1: Spruce up canned lentils / chickpeas etc

Add roughly chopped fresh herbs, chopped spinach and lemon juice  to a can of cooked lentils – texture is good here.  Top with yogurt for a moreish side accompanying fish. 

(Jamie Oliver’s) Salmon wrapped in prosciutto with herby lentils

Salmon wrapped in prosciutto

 

2:  Channel your inner Ottolenghi:

Top oven roasted vegetables with roughly chopped fresh herbs, olives, feta cheese and pine nuts for an Ottolenghi inspired vegetable dish.

Mix herbs and vegetables with farro, cous cous (or use cauliflower cous cous if you want to pack in more veg) to create a wholesome side dish.

Roasted vegetable farro salad

Roasted vegetable and farro salad

 

3: Hide wilted herbs in the trusty burger 

If your herbs are a little sad / a little tired / they’ve seen their best but you still want to salvage them – then finely chop and add to meatballs or burgers – this works especially well with stronger tasting herbs such as mint or oregano. 

(Ottolenghi’s) Turkey & courgette burgers

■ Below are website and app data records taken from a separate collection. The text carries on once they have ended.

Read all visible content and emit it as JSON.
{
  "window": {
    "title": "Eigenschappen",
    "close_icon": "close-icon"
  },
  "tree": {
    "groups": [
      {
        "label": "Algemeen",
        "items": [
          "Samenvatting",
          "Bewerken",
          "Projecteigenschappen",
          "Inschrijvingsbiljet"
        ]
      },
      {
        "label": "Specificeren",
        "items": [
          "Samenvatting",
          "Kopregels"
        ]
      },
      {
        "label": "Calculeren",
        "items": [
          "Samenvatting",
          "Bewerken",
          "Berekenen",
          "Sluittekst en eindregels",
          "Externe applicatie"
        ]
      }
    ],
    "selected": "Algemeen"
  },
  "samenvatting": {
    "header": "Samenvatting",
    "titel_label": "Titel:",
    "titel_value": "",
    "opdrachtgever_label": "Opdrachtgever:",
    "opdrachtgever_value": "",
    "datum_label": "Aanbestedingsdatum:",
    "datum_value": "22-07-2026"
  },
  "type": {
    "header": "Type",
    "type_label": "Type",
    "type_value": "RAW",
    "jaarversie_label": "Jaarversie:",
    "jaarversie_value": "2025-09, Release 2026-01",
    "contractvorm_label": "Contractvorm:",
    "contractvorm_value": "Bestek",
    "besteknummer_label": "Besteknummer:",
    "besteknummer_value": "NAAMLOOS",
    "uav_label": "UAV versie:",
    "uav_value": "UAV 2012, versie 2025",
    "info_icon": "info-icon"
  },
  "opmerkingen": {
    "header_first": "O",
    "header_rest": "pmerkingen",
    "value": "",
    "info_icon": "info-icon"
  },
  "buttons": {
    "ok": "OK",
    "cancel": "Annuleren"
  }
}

Ottolenghi's Turkey & Courgette Burgers

 

4: Make salads more exciting:

Add whole leaves to salads – combine with spinach, rocket and / or watercress for a more exciting salad base. Top with whatever you fancy, but sausage is always a winner. 

(Jamie Oliver’s) Chickpea, feta and chorizo salad

Jamie Oliver Chickpea salad

5:  Make pesto:

Basil may be the most popular but this can be made with any soft leafy herb. Try using coriander or parsley or mix herbs with spinach or watercress for a more subtle flavour. You can also experiment with the nuts (pine nuts are expensive after all), use almonds, macadamia nuts or even seeds.  A few blogs highlight parsley with hazelnuts as a winning combination

Asparagus, pine nut and pesto linguine

Asparagus and pesto pasta

 

 

5 ways to use woody herbs:

1: Create a zesty sauce to top fish:

An exception to the “do not eat uncooked” rule; using a pestle and mortar and a lot of elbow grease; pound a handful of rosemary leaves with anchovies, lemon juice and olive oil to create an amazingly zesty sauce to top fish – don’t be afraid of the number of anchovies you add. The lemon juice will cut through this and the end result is more similar to an olive tapenade than anything overly fishy. 

(Jamie Oliver’s) Pan roasted salmon, broccoli and anchovy & rosemary sauce

Salmon anchovy and rosemary sauce

 

2: Make a zesty sauce to top meat:

You can add fresh salsa verde to steak, roasted veg, poultry or fish. Traditionally made with parsley (although you can of course substitute), this version contains rosemary, thyme, garlic and anchovies (are you spotting a theme?) Use this to top a steak, pan-roasted pork fillet or if you’re feeling decadent a pan-roasted fillet of beef. Roast in a hot oven for 10 / 15 minutes and then allow yourself to droooool.

(Gordon Ramsey’s) Beef fillet with salsa verde

 

3: Transform mincemeat: 

I love sage with any form of pork. Nigel’s original pork mince stuffed peppers recipe uses rosemary but these work as well with thyme, pork or oregano.

(Nigel Slater’s) Roasted peppers with pork & rosemary

Nigel Slater stuffed peppers

 

 

4: Bring bold flavours to vegetarian dishes

I’m not a vegan, however I do appreciate the benefits of avoiding meat and dairy – (It is the food equivalent of the holy trinity)  – good for your body; good for  the environment and good for your bank balance. Hurrah! Sometimes though, vegan food can be lacking flavour, but it’s easy to boost this with strong, flavoursome herbs. 

Jamie Oliver’s Vegan Shepherd’s Pie

Jamie Oliver vegan pie

 

5: Chips!

Ever been to Honest burger? Then you’ll understand how good rosemary salt chips can be. Whether you keep skins on or off, use standard potatoes or sweet potatoes, chips or wedges; all varieties will taste that little bit better baked with rosemary or thyme. 

(I haven’t managed to take a photo of these yet and I keep eating them before I get the camera out.)